When you’re in solitary confinement, there is no monitoring. The officers don’t come check on you every hour or every 2-3 hours. The only time you see officers is when they’re taking someone to the infirmary, or bringing you meals.

We have intercom buttons in our cells, but none of them work—they’ve been disconnected. So if there’s something wrong with me—if I have a heart attack, or a stroke, or whatever—there is no way for me to relay my distress to the COs, and they are not coming back here. This is very much like being placed in a dungeon. Inmates kick on doors, or yell that there’s a man down, or they have to start fires, or flood the tiers.

That day, Tyson was yelling and screaming it: “I’m gonna kill myself, I’m gonna kill myself. I want to see mental health. I want to see somebody.”

Two hours later, one of the trusties [an inmate who is considered trustworthy and has special privileges] went to his door and found him hanging.

The trusty yelled it out, “He’s in here hanging.” He ran and got some officers, pulled him down, put him in a body bag and wheeled him out.

Tyson wasn’t the only one.

In the last year, three inmates took their own lives. No inmate killed another inmate at this prison in 2016. All of them took their own lives. Every death we had here, inmates killed themselves.

When you’re placed in a cell for so long with no mental stimulation, it’s going to have an effect on anybody.

In an emailed statement, Alabama Department of Corrections spokesman Bob Horton responded to these allegations. Inmates placed in solitary confinement at Holman are allowed to exercise outside of their cells for one hour, five times a week if they do not “pose a high-risk threat and adequate security is available to supervise” them, he wrote. Inmates are placed in segregation based on violent behavior and risk to others, not for every disciplinary infraction, according to Horton. Certain inmates with mental health diagnoses are restricted from solitary under ADOC protocol; if an inmate with a mental illness commits a disciplinary infraction “that may require restrictive housing,” a health care professional will assess the inmate to determine if it should be waived, Horton said. He added that Holman inmates have damaged some of the emergency alert systems inside cells in the solitary unit, where a “refurbishing project” is underway, but that officers conduct visual checks around the clock and are trained to respond to emergencies.

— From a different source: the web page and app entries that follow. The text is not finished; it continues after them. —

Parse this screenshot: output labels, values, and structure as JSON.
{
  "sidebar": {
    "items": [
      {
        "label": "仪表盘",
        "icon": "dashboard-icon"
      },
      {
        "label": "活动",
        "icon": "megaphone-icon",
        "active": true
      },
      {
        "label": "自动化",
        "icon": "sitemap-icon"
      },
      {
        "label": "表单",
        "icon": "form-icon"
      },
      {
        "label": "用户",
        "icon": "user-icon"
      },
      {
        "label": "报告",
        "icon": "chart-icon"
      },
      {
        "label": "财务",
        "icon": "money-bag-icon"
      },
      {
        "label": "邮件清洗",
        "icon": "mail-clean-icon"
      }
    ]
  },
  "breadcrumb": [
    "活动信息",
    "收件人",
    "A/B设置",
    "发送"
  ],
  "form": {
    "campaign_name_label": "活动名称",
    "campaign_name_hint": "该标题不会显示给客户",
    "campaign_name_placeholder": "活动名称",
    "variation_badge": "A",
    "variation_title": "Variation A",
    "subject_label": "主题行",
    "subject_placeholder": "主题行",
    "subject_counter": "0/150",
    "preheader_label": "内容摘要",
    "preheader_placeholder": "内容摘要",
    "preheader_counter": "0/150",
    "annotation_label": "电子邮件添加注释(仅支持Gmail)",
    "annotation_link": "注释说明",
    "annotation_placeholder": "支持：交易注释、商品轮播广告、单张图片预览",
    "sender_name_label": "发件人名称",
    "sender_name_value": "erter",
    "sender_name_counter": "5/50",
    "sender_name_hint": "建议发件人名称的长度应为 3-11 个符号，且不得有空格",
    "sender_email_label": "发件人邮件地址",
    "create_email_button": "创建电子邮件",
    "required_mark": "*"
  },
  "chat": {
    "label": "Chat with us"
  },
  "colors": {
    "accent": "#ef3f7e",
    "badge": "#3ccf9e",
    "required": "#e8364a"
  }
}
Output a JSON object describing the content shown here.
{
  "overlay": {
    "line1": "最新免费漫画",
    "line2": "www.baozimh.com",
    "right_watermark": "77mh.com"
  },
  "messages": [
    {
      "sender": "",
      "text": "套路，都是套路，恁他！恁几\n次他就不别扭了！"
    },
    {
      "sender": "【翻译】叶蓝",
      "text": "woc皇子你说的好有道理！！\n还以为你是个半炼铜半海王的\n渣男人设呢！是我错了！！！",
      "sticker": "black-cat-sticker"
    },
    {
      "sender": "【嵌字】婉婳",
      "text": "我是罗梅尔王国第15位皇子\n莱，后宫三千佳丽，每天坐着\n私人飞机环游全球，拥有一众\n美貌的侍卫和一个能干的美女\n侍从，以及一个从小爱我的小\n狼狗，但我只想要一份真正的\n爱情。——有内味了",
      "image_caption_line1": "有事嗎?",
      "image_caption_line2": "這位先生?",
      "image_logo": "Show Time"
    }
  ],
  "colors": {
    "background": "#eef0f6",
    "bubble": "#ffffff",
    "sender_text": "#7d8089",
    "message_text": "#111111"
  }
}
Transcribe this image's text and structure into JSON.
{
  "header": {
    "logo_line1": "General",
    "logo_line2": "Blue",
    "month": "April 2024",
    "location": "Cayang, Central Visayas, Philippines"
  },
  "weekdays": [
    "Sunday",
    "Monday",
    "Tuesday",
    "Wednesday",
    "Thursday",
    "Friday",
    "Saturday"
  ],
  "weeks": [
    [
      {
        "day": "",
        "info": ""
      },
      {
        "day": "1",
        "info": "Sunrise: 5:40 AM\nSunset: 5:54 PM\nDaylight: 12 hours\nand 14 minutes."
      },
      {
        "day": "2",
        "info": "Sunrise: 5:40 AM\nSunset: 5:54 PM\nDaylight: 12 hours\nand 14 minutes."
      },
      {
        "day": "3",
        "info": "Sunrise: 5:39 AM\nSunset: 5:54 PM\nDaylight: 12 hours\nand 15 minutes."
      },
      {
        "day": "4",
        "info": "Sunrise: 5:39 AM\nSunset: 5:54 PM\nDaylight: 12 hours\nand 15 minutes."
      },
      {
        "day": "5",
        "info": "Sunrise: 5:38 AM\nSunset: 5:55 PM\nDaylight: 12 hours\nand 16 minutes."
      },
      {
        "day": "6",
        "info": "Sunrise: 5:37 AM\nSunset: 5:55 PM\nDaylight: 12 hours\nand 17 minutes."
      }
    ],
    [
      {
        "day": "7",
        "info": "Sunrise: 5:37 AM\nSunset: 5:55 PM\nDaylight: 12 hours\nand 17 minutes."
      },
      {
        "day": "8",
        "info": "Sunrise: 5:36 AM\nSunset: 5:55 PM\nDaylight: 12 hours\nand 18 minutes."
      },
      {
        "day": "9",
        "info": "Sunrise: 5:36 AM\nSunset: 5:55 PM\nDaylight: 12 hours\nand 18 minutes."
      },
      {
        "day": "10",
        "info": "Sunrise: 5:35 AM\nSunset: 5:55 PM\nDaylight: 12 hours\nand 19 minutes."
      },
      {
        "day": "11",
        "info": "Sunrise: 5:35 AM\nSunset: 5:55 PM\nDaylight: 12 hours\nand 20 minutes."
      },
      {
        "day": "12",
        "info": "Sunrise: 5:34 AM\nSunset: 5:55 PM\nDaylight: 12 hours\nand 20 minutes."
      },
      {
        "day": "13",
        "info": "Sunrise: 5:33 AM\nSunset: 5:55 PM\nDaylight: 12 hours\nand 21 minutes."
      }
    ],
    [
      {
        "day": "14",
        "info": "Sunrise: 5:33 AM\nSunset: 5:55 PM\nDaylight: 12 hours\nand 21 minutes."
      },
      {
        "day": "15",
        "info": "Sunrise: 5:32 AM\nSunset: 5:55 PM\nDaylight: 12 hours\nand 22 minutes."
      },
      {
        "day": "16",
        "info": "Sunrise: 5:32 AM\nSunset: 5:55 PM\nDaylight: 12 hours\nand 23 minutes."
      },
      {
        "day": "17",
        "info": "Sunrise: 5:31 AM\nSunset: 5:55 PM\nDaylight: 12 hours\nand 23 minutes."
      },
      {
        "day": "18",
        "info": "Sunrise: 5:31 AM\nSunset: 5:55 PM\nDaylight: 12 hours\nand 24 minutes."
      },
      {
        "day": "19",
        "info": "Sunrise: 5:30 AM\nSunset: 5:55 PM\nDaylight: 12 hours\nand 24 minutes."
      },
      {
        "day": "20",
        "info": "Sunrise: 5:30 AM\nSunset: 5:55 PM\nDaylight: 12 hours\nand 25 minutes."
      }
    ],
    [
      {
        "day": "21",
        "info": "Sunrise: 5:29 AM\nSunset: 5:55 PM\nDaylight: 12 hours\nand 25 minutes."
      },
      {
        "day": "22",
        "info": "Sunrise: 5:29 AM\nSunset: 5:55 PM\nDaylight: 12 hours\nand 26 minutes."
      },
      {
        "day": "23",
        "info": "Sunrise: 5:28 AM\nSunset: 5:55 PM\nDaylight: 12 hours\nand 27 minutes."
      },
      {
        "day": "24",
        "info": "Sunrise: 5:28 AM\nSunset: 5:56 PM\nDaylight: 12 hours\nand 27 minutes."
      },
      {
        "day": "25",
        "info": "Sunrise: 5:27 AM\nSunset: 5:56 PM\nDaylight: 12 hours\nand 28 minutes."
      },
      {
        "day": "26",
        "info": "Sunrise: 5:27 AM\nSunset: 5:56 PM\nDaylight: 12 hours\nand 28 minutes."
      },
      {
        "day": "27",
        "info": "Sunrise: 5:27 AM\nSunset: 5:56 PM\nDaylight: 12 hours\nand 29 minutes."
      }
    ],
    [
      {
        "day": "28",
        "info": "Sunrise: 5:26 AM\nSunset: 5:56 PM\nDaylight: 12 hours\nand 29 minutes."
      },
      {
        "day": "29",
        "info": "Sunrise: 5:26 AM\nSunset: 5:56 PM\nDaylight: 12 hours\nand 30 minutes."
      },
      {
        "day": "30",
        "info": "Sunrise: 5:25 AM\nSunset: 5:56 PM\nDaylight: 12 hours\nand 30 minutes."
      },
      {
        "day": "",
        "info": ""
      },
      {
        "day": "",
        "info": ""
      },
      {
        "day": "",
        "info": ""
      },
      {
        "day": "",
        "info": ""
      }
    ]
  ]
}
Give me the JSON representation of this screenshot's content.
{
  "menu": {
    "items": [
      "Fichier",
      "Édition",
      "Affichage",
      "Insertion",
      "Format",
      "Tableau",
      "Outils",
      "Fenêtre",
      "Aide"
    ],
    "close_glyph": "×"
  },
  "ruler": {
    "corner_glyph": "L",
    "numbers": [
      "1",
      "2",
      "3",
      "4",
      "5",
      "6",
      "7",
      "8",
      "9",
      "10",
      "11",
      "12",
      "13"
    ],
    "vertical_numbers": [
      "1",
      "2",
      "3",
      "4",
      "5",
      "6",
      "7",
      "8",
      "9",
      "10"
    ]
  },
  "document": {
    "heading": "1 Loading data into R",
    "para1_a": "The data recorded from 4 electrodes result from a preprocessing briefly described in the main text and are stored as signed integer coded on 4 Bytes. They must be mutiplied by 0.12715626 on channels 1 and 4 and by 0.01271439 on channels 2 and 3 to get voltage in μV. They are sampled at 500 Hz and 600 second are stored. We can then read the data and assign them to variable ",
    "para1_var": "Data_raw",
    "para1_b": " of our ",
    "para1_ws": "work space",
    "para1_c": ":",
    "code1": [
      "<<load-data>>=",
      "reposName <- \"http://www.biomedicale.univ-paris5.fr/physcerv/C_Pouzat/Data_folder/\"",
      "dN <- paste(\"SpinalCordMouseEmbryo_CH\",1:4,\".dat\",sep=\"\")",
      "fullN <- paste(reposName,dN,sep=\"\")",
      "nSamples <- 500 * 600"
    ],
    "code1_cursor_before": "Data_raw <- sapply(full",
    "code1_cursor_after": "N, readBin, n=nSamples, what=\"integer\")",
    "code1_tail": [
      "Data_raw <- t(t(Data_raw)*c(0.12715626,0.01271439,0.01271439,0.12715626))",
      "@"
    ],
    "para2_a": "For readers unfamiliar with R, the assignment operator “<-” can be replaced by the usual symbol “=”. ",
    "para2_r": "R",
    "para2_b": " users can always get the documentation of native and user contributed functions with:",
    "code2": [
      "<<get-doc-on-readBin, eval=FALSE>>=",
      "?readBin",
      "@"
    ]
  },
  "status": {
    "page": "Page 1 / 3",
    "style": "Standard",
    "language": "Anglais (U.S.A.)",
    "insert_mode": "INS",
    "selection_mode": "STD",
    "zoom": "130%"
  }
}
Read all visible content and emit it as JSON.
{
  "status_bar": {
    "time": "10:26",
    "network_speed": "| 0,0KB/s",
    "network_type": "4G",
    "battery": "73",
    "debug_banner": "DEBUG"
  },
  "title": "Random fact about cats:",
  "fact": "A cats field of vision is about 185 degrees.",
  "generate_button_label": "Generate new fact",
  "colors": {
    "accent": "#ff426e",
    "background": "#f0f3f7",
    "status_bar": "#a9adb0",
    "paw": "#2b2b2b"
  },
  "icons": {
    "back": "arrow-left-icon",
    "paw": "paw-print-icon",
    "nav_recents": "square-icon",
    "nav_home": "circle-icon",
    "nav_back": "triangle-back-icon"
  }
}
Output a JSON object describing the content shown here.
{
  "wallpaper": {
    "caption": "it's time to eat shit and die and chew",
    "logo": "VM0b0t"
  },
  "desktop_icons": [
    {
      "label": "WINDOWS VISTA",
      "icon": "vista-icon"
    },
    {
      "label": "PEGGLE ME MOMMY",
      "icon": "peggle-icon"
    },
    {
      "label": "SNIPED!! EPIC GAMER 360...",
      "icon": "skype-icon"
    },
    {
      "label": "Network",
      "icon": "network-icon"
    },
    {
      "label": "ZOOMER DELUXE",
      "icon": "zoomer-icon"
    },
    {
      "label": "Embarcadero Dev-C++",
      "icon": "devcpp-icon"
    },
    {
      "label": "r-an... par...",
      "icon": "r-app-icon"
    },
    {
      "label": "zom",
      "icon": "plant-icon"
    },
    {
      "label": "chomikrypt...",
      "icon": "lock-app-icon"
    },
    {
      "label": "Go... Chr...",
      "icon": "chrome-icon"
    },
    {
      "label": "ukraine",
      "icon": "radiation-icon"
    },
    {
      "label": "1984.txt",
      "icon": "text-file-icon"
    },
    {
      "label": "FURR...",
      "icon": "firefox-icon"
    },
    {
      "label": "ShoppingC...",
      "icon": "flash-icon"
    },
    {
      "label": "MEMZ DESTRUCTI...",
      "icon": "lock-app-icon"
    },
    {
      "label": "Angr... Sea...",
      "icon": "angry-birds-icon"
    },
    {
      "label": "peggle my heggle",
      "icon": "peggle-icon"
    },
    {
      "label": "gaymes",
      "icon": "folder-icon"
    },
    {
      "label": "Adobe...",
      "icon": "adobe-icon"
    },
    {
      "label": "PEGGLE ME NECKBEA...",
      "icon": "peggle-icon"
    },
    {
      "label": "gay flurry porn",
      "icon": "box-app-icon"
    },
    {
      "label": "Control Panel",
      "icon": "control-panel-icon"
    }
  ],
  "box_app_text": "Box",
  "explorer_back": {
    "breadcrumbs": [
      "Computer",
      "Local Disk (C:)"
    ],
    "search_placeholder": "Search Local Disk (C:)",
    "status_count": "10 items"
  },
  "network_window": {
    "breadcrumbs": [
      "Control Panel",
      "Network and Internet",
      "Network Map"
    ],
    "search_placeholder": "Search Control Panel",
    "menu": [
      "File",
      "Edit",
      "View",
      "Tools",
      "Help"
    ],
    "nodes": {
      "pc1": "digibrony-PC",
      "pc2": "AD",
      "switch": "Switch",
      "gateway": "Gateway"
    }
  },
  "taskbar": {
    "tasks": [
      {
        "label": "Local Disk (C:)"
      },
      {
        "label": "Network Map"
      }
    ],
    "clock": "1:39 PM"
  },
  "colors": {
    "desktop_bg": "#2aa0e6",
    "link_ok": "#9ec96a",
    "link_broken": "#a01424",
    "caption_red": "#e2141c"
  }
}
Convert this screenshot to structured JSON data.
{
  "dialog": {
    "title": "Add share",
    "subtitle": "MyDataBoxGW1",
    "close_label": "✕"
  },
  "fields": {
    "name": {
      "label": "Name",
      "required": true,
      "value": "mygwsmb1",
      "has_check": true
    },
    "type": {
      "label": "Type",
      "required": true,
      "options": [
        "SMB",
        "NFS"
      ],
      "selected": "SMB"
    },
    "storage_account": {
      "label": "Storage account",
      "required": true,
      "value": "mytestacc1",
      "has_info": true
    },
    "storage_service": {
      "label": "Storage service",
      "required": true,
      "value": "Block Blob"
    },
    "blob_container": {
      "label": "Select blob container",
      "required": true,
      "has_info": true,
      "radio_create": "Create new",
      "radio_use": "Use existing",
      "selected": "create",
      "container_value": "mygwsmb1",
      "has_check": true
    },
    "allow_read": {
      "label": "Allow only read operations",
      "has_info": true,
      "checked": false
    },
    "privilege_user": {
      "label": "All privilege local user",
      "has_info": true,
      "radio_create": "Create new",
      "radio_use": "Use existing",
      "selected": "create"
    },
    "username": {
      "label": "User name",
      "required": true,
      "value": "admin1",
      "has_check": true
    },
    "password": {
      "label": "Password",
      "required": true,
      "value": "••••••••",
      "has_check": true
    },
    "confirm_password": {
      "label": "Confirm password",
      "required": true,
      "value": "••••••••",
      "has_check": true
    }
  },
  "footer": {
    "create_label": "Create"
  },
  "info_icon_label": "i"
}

Judge Thompson’s findings, however, indicate that ADOC’s ability to implement its stated protocols—on everything from providing adequate outdoor time to evaluating whether an inmate is mentally ill—is compromised by severe staffing shortages. As he wrote, “ADOC does not have a meaningful mechanism that prevents mentally ill prisoners from being placed in segregation for lengthy periods of time."